The United States has launched a nationwide effort to vaccinate vulnerable populations against COVID-19 — but many Americans remain doubtful of the vaccine’s quick development.
Half of Americans say they either intend to get vaccinated (37%) or already have been (13%), according to a new CBS News/YouGov poll. But the other half of the country only say “maybe” to getting the vaccine (24%) or flat out say “no” (25%).
It could be, in time, that many of the reluctant can be convinced to take a vaccine, as most of those who will not or may not get the coronavirus vaccine cite concerns that the immunization is still too untested and say they want to wait and see what happens (58%, representing 28% of all Americans).
Women who do not plan to get vaccinated (61%) are slightly more worried than men (55%) about the vaccine being too untested. This concern is also more prevalent among 45-to 64-year-old adults (67%) who are unlikely to get the shot.
Around half of those who do not plan on getting vaccinated (46%, equivalent to 23% of all Americans) are concerned about allergies or side effects, though allergic reactions to the shot are rare.
One-third of this group does not trust the government (33%, about 16% of all US adults), with men (41%) being more likely than women (26%) to note this as a concern. About one-quarter of those who will likely skip the vaccine (27%, meaning 13% of all Americans) say they do not trust the scientists and companies who created the immunization. That view is slightly more common among men (30%) than women (24%).
Around one in five (22%, representing 11% of all Americans) do not generally get vaccinated. One in 14 (7%, about 3% of all Americans) say that their reason for not getting vaccinated stems from having already been infected with COVID-19 and developing a natural immunity.

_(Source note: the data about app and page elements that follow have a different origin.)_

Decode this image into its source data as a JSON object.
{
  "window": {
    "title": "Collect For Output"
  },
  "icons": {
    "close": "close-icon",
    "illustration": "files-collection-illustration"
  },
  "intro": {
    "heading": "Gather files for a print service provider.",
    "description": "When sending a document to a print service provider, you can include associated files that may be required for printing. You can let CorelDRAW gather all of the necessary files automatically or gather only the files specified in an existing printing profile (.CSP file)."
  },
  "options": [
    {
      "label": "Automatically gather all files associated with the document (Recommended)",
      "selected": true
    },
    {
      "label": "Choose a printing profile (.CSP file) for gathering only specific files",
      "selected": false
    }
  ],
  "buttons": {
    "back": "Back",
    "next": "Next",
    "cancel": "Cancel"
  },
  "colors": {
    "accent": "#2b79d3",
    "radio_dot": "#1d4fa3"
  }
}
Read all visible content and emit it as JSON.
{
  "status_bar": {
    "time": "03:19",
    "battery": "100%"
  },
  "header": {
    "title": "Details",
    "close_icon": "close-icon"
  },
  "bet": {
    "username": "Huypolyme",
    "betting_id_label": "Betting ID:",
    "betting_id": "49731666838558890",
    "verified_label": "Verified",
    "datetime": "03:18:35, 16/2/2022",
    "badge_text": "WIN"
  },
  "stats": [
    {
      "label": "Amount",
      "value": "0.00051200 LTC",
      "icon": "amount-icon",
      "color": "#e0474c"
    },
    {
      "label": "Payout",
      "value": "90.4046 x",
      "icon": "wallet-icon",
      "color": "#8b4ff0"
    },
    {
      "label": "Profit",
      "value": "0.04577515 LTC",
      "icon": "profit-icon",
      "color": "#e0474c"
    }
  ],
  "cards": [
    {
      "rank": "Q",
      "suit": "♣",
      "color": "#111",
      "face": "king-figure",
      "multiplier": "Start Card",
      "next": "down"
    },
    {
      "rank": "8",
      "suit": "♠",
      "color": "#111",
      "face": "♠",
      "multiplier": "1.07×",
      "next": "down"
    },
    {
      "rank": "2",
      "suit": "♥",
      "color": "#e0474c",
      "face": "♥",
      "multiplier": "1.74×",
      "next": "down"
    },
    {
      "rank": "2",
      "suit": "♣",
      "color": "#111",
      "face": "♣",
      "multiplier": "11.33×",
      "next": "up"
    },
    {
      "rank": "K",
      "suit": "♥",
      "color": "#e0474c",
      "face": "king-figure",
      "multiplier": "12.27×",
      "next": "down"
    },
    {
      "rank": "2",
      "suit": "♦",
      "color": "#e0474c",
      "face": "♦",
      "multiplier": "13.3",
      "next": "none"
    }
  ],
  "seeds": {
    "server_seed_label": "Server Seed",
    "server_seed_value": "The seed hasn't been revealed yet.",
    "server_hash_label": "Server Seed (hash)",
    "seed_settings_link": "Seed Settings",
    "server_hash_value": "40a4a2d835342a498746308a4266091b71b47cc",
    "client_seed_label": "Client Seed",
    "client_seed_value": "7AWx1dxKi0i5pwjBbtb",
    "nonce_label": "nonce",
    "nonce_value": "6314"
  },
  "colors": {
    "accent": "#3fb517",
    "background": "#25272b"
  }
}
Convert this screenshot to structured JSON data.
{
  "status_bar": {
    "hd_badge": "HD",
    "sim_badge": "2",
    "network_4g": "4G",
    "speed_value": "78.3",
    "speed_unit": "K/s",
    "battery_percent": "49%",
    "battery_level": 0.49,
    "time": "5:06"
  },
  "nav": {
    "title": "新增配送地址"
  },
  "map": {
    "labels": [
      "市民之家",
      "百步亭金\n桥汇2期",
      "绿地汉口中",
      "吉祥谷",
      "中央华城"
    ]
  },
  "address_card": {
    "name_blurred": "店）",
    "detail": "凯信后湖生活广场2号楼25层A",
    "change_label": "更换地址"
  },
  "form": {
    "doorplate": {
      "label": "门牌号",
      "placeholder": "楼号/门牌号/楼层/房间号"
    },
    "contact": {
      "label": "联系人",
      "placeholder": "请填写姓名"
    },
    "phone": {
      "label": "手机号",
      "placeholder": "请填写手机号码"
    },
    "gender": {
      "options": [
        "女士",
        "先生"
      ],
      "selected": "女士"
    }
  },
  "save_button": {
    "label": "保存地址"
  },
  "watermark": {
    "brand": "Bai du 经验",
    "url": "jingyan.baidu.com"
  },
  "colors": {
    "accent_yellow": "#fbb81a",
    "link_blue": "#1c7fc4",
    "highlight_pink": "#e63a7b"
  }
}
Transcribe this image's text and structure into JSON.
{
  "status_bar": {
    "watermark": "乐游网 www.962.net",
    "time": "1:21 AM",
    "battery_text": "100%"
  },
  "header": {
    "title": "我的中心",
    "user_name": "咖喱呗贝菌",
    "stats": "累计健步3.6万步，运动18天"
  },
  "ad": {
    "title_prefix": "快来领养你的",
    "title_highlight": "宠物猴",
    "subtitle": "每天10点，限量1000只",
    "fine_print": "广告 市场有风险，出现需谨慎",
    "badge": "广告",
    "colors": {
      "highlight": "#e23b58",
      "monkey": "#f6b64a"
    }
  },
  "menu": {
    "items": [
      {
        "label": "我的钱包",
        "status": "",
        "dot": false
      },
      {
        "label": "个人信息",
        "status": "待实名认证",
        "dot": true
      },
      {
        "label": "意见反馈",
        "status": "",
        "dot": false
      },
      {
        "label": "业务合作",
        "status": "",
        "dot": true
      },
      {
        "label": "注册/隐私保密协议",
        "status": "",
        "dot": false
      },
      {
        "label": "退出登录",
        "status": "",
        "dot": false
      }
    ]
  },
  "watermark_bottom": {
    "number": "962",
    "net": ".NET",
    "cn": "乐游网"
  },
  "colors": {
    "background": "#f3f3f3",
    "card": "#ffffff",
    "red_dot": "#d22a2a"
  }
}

Methodology: The CBS News survey of 1,500 adult citizens in the U.S. was conducted by YouGov between February 21-24, 2021. This sample was weighted according to gender, age, race, and education based on voter registration lists, the U.S. Census American Community Survey, and the U.S. Census Current Population Survey, as well as 2020 Presidential vote. Respondents were selected to be representative of adult citizens nationwide. The margin of error for the entire sample is 2.7%